Electronic – Overshoots and ringing…Do I need to compensate the probes or is it bad line termination


When working with my DSO (Rigol DS2072A) I recently observed that signals have overshoots and showed some ringing as in the image below (it's a 2 MHz digital signal, SPI from a µC).

I use the 10:1 probes that came with it (10MOhm for 1MOhm inputs, 350MHz Bandwidth, type PVP2350, Datasheet of mostly similar probes) and compensated them to show a very clean signal when connected to the inbuilt test signal (1 kHz, 5V) of the DSO. They only have a low frequency compensation screw (6 pF ~ 24 pF).

Now I wonder, if I should compensate my probes when connect to a higher frequency signal (as in this case) or if these are 'real' issues due to bad line termination or whatever … and compensation would be lying to myself.

AND: How do I actually find out, if the overshoot is real (or caused by probing itself)?

DSO signal with overshoot and ringing


To enable other people learning from it (and serving as an example of what NOT TO DO) here are some photos of my setup. And my changes to the wiring and how this influences the result.

Reconstructed setup for above measurement: Lots of jumper wires and a breadboard to interconnect them. Also the probes are not directly connected to the breadboard/cables, but even more jumper wires! The ground clip is connected to a resistor leg, which is connected to GND-lane of the breadboard (having a connection to the board in the upper left, the signal source). However, the jumper wires and breadboard are not the main issue… as you will see in the next images.
Reconstructed setup for above measurement

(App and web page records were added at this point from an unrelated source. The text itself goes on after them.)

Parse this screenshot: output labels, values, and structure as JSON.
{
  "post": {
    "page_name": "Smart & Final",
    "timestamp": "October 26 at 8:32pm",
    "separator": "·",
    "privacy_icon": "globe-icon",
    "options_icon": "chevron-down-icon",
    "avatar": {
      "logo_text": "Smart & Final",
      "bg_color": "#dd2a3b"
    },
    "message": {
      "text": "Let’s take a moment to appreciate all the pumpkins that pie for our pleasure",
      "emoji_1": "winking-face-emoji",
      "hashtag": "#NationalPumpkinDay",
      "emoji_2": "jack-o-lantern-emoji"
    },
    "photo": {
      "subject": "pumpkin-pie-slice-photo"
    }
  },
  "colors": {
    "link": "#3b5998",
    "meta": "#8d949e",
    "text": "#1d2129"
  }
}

To test my new knowledge, I tried to get as close to signal source as I could. As a next try, I connected the GND-Clip and probes directly at the board pins as shown in the next image:

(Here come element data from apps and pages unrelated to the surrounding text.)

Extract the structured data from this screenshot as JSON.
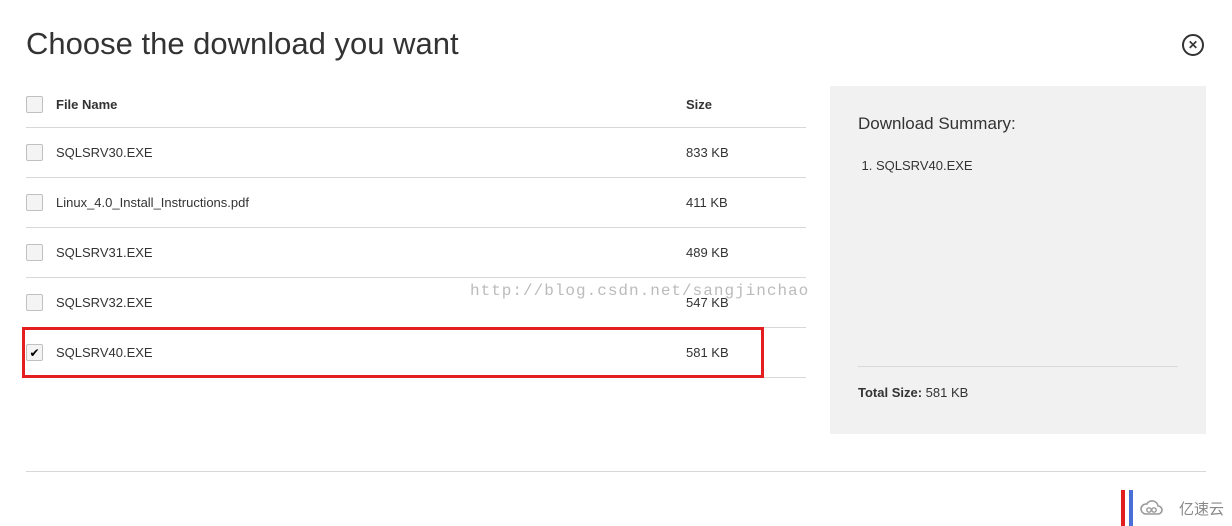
{
  "heading": "Choose the download you want",
  "columns": {
    "name": "File Name",
    "size": "Size"
  },
  "files": [
    {
      "name": "SQLSRV30.EXE",
      "size": "833 KB",
      "checked": false,
      "highlight": false
    },
    {
      "name": "Linux_4.0_Install_Instructions.pdf",
      "size": "411 KB",
      "checked": false,
      "highlight": false
    },
    {
      "name": "SQLSRV31.EXE",
      "size": "489 KB",
      "checked": false,
      "highlight": false
    },
    {
      "name": "SQLSRV32.EXE",
      "size": "547 KB",
      "checked": false,
      "highlight": false
    },
    {
      "name": "SQLSRV40.EXE",
      "size": "581 KB",
      "checked": true,
      "highlight": true
    }
  ],
  "summary": {
    "title": "Download Summary:",
    "items": [
      "SQLSRV40.EXE"
    ],
    "total_label": "Total Size:",
    "total_value": "581 KB"
  },
  "watermark": "http://blog.csdn.net/sangjinchao",
  "brand": "亿速云"
}
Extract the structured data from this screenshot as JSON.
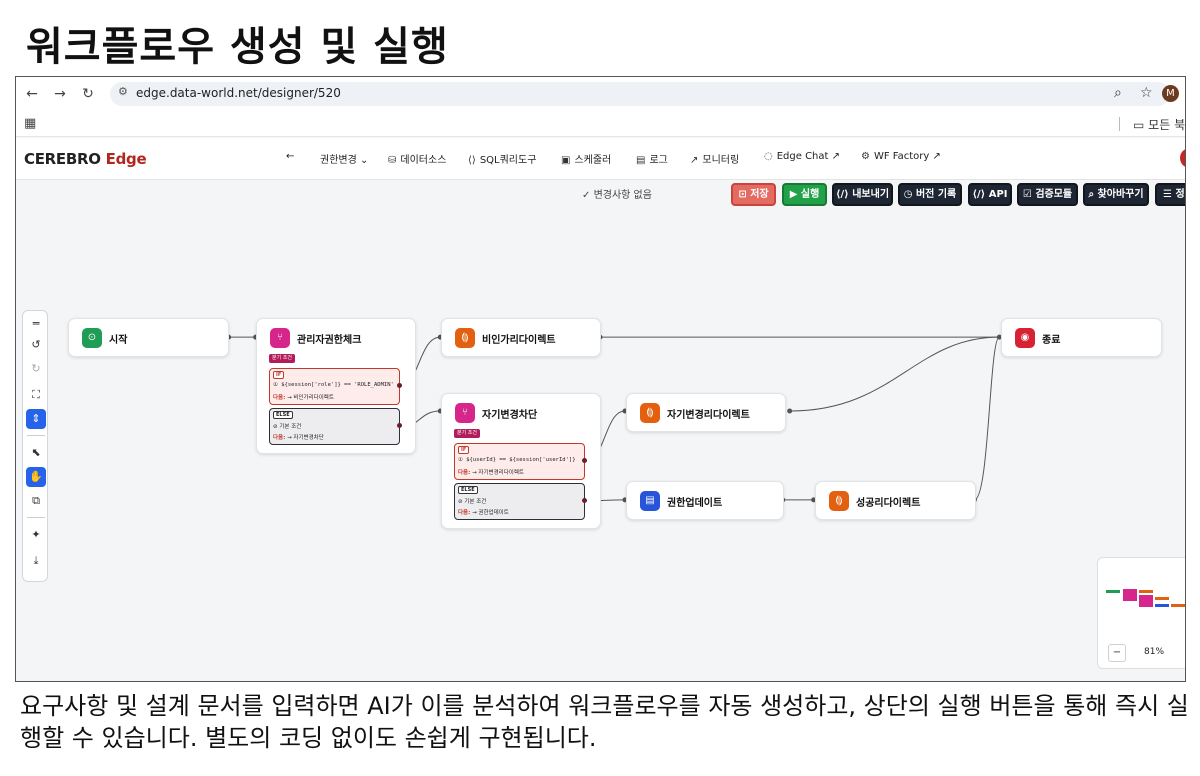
{
  "slide": {
    "title": "워크플로우 생성 및 실행",
    "caption": "요구사항 및 설계 문서를 입력하면 AI가 이를 분석하여 워크플로우를 자동 생성하고, 상단의 실행 버튼을 통해 즉시 실행할 수 있습니다. 별도의 코딩 없이도 손쉽게 구현됩니다."
  },
  "browser": {
    "url": "edge.data-world.net/designer/520",
    "avatar_letter": "M",
    "bookmark_folder": "모든 북"
  },
  "app": {
    "brand_main": "CEREBRO",
    "brand_accent": "Edge",
    "nav": [
      {
        "label": "권한변경",
        "icon": "chevron-down"
      },
      {
        "label": "데이터소스",
        "icon": "database"
      },
      {
        "label": "SQL쿼리도구",
        "icon": "code"
      },
      {
        "label": "스케줄러",
        "icon": "calendar"
      },
      {
        "label": "로그",
        "icon": "document"
      },
      {
        "label": "모니터링",
        "icon": "chart-line"
      },
      {
        "label": "Edge Chat",
        "icon": "chat"
      },
      {
        "label": "WF Factory",
        "icon": "gear"
      }
    ]
  },
  "toolbar": {
    "status": "변경사항 없음",
    "save": "저장",
    "run": "실행",
    "export": "내보내기",
    "history": "버전 기록",
    "api": "API",
    "validate": "검증모듈",
    "find": "찾아바꾸기",
    "more": "정"
  },
  "nodes": {
    "start": "시작",
    "admin_check": "관리자권한체크",
    "non_admin_redirect": "비인가리다이렉트",
    "self_change_block": "자기변경차단",
    "self_change_redirect": "자기변경리다이렉트",
    "permission_update": "권한업데이트",
    "success_redirect": "성공리다이렉트",
    "end": "종료"
  },
  "branches": {
    "tag": "분기 조건",
    "if_kw": "IF",
    "else_kw": "ELSE",
    "next_label": "다음:",
    "default_cond": "기본 조건",
    "admin_if_cond": "① ${session['role']} == 'ROLE_ADMIN'",
    "admin_if_next": "→ 비인가리다이렉트",
    "admin_else_next": "→ 자기변경차단",
    "self_if_cond": "① ${userId} == ${session['userId']}",
    "self_if_next": "→ 자기변경리다이렉트",
    "self_else_next": "→ 권한업데이트"
  },
  "minimap": {
    "zoom": "81%",
    "colors": [
      "#1f9d55",
      "#d6268b",
      "#e2600f",
      "#2855d8",
      "#d62232"
    ]
  }
}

enter image description here

However, it still didn't look that nice:

enter image description here

I wondered, if these jumper or the breadboard were the issue. But, it turned out that the main issue was the -second- GND-Clip. I did not connect the GND-Clip of the second probe, as I thought there already is a good GND-connection. I connected the other one too… to the resistor leg as shown above. Knowing this was not an optimal choice for the clip (as there is a longer path between the two GND connections) I did not expect much of a change. However, THIS was the main issue in this case:

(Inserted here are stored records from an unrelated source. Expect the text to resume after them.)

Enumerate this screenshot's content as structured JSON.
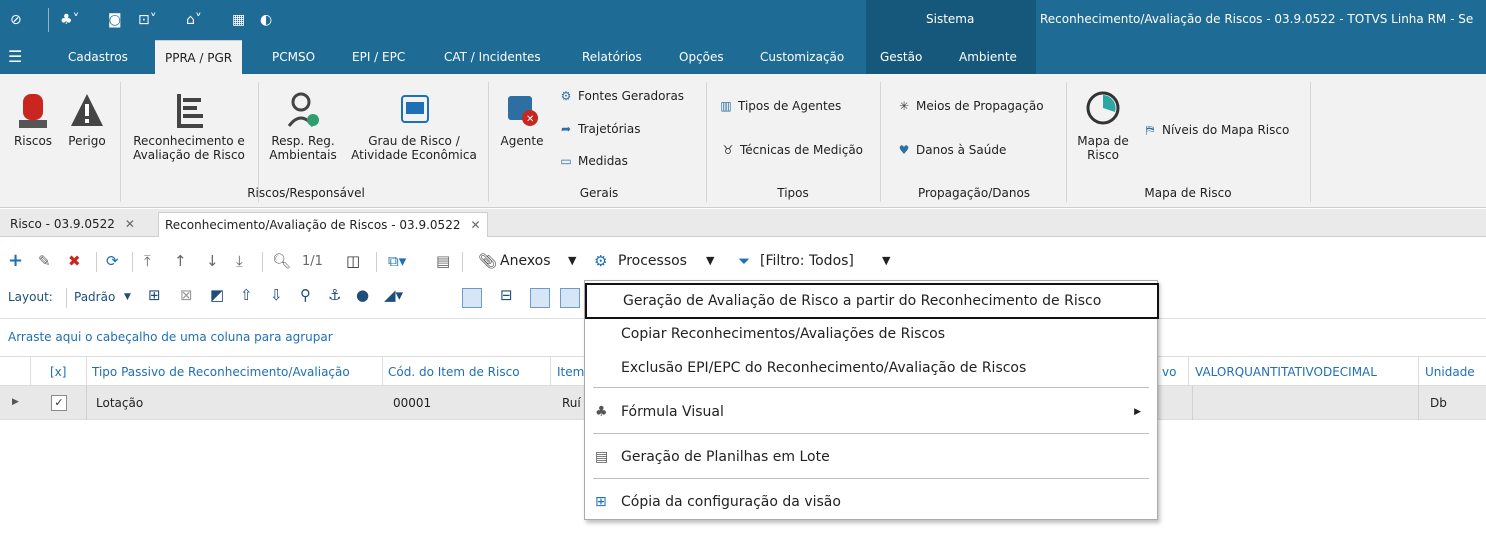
{
  "title_bar": {
    "sistema_label": "Sistema",
    "app_title": "Reconhecimento/Avaliação de Riscos - 03.9.0522 - TOTVS Linha RM - Se"
  },
  "menu": {
    "tabs": [
      "Cadastros",
      "PPRA / PGR",
      "PCMSO",
      "EPI / EPC",
      "CAT / Incidentes",
      "Relatórios",
      "Opções",
      "Customização",
      "Gestão",
      "Ambiente"
    ],
    "active": "PPRA / PGR"
  },
  "ribbon": {
    "riscos": "Riscos",
    "perigo": "Perigo",
    "reconhecimento_1": "Reconhecimento e",
    "reconhecimento_2": "Avaliação de Risco",
    "resp_1": "Resp. Reg.",
    "resp_2": "Ambientais",
    "grau_1": "Grau de Risco /",
    "grau_2": "Atividade Econômica",
    "group_riscos": "Riscos/Responsável",
    "agente": "Agente",
    "fontes": "Fontes Geradoras",
    "trajetorias": "Trajetórias",
    "medidas": "Medidas",
    "group_gerais": "Gerais",
    "tipos_agentes": "Tipos de Agentes",
    "tecnicas": "Técnicas de Medição",
    "group_tipos": "Tipos",
    "meios": "Meios de Propagação",
    "danos": "Danos à Saúde",
    "group_propagacao": "Propagação/Danos",
    "mapa_1": "Mapa de",
    "mapa_2": "Risco",
    "niveis": "Níveis do Mapa Risco",
    "group_mapa": "Mapa de Risco"
  },
  "doc_tabs": {
    "tab1": "Risco - 03.9.0522",
    "tab2": "Reconhecimento/Avaliação de Riscos - 03.9.0522"
  },
  "toolbar": {
    "page": "1/1",
    "anexos": "Anexos",
    "processos": "Processos",
    "filtro": "[Filtro: Todos]",
    "layout": "Layout:",
    "padrao": "Padrão"
  },
  "group_hint": "Arraste aqui o cabeçalho de uma coluna para agrupar",
  "grid": {
    "headers": {
      "check": "[x]",
      "tipo": "Tipo Passivo de Reconhecimento/Avaliação",
      "cod": "Cód. do Item de Risco",
      "item": "Item",
      "partial": "vo",
      "valor": "VALORQUANTITATIVODECIMAL",
      "unidade": "Unidade"
    },
    "row": {
      "tipo": "Lotação",
      "cod": "00001",
      "item": "Ruí",
      "unidade": "Db"
    }
  },
  "processos_menu": {
    "item1": "Geração de Avaliação de Risco a partir do Reconhecimento de Risco",
    "item2": "Copiar Reconhecimentos/Avaliações de Riscos",
    "item3": "Exclusão EPI/EPC do Reconhecimento/Avaliação de Riscos",
    "item4": "Fórmula Visual",
    "item5": "Geração de Planilhas em Lote",
    "item6": "Cópia da configuração da visão"
  }
}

enter image description here

Doesn't this look MUCH better?! Surely, not perfect… but, if you look at the setup this seems to be a very acceptable outcome. Especially, this explains why the ringing at the data channel (blue/cyan) was much worse than the clock channel (yellow)! BTW, keeping both GND-clips connected to the resistor leg instead of one directly to the GND-Pin at the board, gave approximately the same result.

In case you wonder, what the sole influence of connecting both GND-clips is. I switched back to the setup above… using jumper wires to connect the probes, but connected both GND-Clips to the resistor leg this time.

enter image description here

The result: Yes, both changes had a noticeable influence. However, connecting both GND-clips seemed the more important one. Connecting the probes close to the source reduced ringing even more.

If you wonder how the signal looks like when probing directly at the pins of the receiving board (pin headers not directly at the chip, GND-clips still at the resistor leg):

enter image description here

Looks very similar to probing somewhere in the middle of the cable using jumper wires… So probing there seems to give quite realistic results on how the signal looks when it arrives at the receiver.

Thanks to all your helpful input. I hope this helps others improving their probing!

Best Answer

Make sure you:
1) Compensate the probes, you can do this with the square wave output found on your scope. (which you have already done)
2) Eliminate inductance. Your probes are an RC filter, when you add inductance this turns them into an RLC filter and makes them ring. Put the ground of the probe as close as possible to the source. Ground planes have parasitic resistance and inductance, if the probe ground is far from where your measuring, these parasitics will change your measurement.